      #journaling #meditation #usingmantras

      Rachel Carriere
  • Maybe this has come up in other posts but if anyone has ever done The Artist’s Way – a workbook by Julia Cameron and its subsequent books, her practice of Morning Pages is an excellent way to cultivate mindfulness.


    How it works is you get a full-sized notebook (roughly 8 1/2 x 11″) and write three pages of stream-of-consciousness writing as the first thing you do when you get up in the morning. Every morning. She requires this as part of the 12-week course that is The Artist’s Way (it’s self-directed though, so only you will know if you don’t do your practice) but also beyond the course itself. I’m not writing Morning Pages currently but I have worked my way through that course three times and have used Morning Pages a lot in my life to get grounded, centered, and clear my head for the day.

  • Thanks for sharing about The Artist’s Way, AppleStrudel! I looked up the book on Amazon. I’ve never heard of this before but I am really drawn to this kind of method for practicing mindful awareness and intentions. I think it’s great to mention, too, right after coming out of a week where we focused on arts-based techniques for body listening. I think this fits both discussions well.
    Has anyone else followed a structured program for practicing mindfulness, arts-based or not?

    Rachel Carriere
  • I also like the journal that I’m using because it also incorporates a nigh routine. As far as incorporating mantras/affirmations; I just keep it simple. I use a phrase that has personal meaning to me or if I had to deal with something stressful the previous day the words can just take the form or an acknowledgement of gratitude for the new day. I’ve also meditated by repeating the word “Om’, but I have not done that in a while. #journaling #meditation #usingmantras

    • Thanks for sharing! I have found that affirmations sometimes feel a little uncomfortable or silly to me, so I don’t always use them when that happens. I think that might mean that I haven’t found the right affirmation yet. I’ve tried “Om”, but I usually prefer using a phrase that has personal meaning. #findingmyaffirmation

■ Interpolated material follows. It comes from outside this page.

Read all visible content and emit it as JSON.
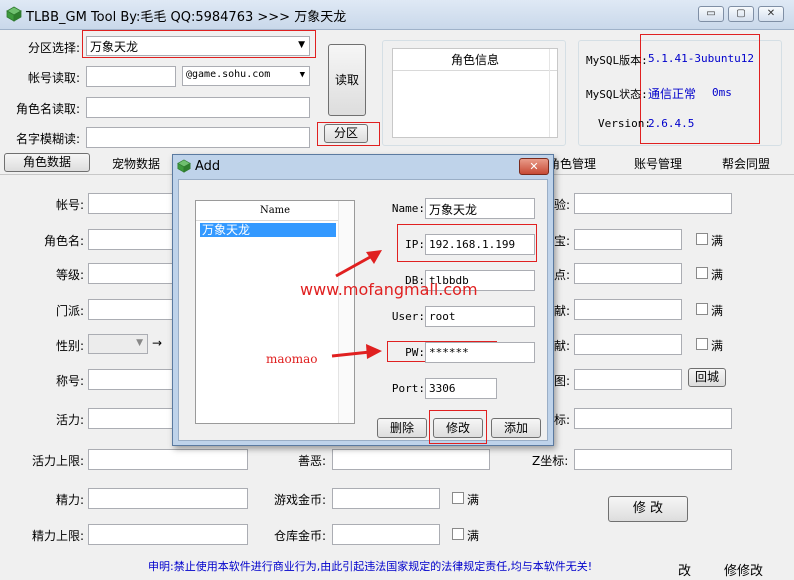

      Rachel Carriere
  • Many of my mantras and affirmations come from song lyrics or poetry. The words that resonate with my heart, are the ones I carry with me through the day. These phrases bring me peace, particularly if I’m having a hard day. One of my favorite poets is Rumi. His words are timeless. #Rumi #Poetry #SongLyrics #Peace #PhysicalPainReduction #EmotionalPainReduction

    • What a great idea! I will keep that in mind as I’m reading, to search for things that might make meaningful affirmations for me.

      Rachel Carriere

You must be logged in to reply to this topic.